> What is required
For the records below, report how many lines include "rating", with no accompanying text.

> Provided records
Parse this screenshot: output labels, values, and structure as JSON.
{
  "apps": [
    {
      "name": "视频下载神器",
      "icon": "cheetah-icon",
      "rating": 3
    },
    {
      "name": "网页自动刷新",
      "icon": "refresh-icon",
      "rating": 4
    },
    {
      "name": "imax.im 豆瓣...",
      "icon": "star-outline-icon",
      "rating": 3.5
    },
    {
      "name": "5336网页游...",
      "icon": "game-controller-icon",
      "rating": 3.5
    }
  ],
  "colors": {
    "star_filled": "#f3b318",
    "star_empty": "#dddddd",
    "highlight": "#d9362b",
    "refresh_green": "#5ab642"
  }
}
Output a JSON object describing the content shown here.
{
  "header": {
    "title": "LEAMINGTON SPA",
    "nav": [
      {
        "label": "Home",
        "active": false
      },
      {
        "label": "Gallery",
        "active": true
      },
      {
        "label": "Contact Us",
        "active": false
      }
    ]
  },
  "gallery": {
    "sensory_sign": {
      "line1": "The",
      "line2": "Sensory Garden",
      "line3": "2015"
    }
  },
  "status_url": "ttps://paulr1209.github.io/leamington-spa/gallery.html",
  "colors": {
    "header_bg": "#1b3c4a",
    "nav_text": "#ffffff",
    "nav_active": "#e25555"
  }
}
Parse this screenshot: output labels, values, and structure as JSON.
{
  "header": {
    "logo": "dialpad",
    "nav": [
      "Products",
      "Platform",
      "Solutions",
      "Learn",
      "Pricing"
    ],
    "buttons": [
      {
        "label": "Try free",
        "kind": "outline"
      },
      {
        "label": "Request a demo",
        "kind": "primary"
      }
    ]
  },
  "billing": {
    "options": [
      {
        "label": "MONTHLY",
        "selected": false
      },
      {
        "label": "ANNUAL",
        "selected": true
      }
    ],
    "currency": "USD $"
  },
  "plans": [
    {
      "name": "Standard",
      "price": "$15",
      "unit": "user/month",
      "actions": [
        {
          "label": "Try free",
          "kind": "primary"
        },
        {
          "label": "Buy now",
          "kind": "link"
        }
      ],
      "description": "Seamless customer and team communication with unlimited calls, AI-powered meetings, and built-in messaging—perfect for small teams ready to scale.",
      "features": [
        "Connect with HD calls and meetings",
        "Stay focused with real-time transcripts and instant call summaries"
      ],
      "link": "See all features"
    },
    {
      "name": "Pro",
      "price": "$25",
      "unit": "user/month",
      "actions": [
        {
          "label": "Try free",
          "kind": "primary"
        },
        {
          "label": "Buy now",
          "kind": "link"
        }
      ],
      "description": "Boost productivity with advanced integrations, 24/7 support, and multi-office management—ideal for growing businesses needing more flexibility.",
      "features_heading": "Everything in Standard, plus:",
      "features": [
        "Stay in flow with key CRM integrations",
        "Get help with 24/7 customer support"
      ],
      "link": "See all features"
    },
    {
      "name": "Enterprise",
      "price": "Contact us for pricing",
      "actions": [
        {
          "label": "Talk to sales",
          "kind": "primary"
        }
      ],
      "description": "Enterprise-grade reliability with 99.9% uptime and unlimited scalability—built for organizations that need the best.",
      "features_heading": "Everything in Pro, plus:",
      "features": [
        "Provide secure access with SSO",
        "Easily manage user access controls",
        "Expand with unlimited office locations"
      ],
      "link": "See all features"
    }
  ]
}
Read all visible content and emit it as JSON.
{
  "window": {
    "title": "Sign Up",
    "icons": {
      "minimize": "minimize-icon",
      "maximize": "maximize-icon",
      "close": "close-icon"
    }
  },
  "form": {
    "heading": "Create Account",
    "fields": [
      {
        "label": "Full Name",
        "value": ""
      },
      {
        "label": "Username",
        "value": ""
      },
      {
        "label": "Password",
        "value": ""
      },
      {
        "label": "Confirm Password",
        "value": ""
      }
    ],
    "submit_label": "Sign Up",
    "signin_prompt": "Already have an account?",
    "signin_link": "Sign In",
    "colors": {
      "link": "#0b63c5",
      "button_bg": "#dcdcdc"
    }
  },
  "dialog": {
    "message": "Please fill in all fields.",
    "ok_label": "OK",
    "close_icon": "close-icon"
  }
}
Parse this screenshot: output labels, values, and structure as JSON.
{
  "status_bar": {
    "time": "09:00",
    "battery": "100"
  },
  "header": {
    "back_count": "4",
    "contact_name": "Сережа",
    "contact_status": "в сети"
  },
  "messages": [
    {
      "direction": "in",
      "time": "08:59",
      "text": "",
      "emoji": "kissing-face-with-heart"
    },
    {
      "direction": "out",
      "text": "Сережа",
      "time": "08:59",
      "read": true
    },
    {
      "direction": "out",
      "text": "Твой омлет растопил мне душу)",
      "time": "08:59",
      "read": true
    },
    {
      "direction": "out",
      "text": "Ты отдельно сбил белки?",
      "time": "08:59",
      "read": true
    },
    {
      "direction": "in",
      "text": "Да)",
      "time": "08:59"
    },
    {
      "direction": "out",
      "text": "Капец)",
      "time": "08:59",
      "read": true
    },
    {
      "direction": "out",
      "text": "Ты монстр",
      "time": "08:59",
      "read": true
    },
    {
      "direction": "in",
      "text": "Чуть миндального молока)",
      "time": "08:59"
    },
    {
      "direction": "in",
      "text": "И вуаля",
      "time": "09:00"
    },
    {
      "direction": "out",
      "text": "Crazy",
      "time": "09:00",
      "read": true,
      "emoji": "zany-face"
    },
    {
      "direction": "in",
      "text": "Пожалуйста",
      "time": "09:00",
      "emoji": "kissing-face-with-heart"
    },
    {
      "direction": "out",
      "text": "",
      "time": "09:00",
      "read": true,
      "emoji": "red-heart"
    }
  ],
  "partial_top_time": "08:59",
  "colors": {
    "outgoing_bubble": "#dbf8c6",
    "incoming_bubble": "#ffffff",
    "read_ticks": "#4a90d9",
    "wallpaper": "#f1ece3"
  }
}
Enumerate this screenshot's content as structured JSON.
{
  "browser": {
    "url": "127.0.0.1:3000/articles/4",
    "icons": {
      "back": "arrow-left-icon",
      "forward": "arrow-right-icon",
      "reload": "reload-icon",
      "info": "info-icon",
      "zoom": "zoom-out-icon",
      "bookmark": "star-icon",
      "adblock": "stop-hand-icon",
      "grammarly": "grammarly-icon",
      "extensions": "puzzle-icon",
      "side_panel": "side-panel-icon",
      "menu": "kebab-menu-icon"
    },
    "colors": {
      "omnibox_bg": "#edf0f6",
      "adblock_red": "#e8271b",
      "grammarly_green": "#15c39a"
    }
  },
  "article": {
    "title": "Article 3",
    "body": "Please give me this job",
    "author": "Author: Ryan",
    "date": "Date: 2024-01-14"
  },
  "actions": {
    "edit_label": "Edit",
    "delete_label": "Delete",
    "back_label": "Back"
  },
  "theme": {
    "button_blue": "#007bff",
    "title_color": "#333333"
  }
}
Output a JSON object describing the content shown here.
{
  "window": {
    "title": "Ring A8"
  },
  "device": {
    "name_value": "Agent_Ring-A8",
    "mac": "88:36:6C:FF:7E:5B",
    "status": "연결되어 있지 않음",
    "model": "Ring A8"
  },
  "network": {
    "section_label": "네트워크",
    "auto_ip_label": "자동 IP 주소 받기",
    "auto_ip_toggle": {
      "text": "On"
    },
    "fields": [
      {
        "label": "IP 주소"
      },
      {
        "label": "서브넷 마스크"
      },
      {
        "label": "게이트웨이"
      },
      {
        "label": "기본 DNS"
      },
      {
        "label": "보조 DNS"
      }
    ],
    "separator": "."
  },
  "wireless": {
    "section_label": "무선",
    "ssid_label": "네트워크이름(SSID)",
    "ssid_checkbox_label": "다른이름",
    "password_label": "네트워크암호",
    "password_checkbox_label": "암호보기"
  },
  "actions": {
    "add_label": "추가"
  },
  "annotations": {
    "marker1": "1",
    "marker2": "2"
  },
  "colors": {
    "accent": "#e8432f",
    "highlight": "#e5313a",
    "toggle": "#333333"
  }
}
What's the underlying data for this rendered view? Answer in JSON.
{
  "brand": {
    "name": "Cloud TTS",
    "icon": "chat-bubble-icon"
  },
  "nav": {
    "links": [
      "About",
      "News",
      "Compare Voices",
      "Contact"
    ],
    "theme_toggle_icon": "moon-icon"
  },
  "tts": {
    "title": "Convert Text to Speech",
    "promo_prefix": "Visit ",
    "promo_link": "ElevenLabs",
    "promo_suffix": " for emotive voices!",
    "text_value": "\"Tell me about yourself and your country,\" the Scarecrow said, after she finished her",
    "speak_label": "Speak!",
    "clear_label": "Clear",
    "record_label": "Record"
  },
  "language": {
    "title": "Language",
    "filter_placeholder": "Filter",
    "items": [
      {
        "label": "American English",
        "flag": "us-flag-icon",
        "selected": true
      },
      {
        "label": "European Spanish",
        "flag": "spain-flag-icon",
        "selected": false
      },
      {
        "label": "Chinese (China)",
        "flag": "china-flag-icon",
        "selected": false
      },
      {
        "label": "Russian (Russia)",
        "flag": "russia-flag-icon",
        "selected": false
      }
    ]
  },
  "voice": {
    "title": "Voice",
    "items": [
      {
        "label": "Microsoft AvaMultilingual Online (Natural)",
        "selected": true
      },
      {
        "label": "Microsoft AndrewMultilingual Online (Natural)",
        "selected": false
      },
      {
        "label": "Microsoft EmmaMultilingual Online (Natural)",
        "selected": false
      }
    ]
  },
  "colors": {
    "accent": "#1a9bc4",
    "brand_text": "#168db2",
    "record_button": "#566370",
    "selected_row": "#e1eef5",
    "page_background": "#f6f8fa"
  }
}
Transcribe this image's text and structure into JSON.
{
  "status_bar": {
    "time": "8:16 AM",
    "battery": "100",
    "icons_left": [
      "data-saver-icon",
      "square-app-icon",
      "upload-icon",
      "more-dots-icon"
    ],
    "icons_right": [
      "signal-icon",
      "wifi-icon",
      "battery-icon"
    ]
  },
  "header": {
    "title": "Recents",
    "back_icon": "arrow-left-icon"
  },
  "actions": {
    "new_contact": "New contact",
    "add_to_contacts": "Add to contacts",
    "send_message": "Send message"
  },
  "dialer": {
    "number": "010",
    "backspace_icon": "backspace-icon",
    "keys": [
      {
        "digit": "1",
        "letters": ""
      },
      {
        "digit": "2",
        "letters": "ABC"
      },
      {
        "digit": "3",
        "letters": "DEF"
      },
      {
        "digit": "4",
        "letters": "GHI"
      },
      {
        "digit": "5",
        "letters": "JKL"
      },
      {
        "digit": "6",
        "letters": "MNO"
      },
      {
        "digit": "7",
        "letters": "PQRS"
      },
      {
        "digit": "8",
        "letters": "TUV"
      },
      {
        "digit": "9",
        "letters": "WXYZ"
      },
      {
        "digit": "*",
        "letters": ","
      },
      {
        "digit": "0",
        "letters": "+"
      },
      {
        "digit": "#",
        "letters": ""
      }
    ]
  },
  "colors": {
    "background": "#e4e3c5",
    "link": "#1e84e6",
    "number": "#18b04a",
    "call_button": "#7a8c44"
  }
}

> Exercise solution
4